(Web page and app entries)
********************

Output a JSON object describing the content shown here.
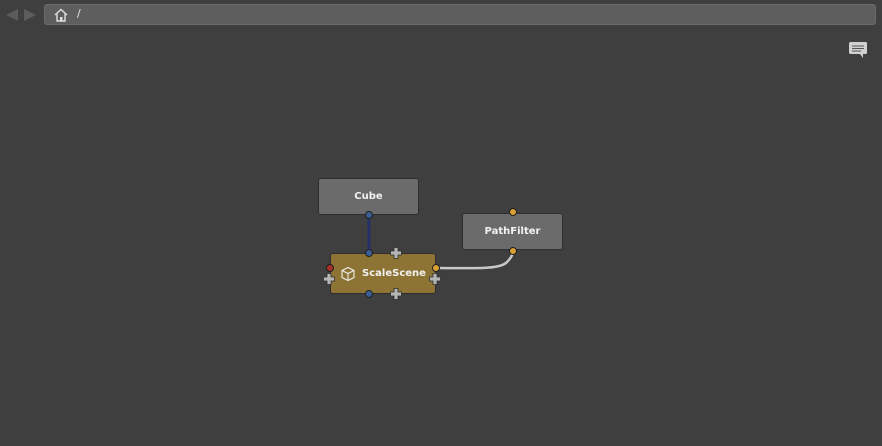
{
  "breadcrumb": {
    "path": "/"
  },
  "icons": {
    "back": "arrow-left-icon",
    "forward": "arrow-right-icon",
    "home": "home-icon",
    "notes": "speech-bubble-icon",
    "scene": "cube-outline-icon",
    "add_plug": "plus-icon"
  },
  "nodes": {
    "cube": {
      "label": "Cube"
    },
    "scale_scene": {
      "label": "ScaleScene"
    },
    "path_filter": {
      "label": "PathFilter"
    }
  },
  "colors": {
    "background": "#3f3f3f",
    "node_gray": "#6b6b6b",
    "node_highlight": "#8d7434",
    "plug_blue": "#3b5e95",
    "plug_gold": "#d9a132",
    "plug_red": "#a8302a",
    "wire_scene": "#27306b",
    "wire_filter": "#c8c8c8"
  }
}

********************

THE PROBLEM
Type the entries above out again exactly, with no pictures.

SOLUTION FOR THIS PROBLEM
Output a JSON object describing the content shown here.
{
  "breadcrumb": {
    "path": "/"
  },
  "icons": {
    "back": "arrow-left-icon",
    "forward": "arrow-right-icon",
    "home": "home-icon",
    "notes": "speech-bubble-icon",
    "scene": "cube-outline-icon",
    "add_plug": "plus-icon"
  },
  "nodes": {
    "cube": {
      "label": "Cube"
    },
    "scale_scene": {
      "label": "ScaleScene"
    },
    "path_filter": {
      "label": "PathFilter"
    }
  },
  "colors": {
    "background": "#3f3f3f",
    "node_gray": "#6b6b6b",
    "node_highlight": "#8d7434",
    "plug_blue": "#3b5e95",
    "plug_gold": "#d9a132",
    "plug_red": "#a8302a",
    "wire_scene": "#27306b",
    "wire_filter": "#c8c8c8"
  }
}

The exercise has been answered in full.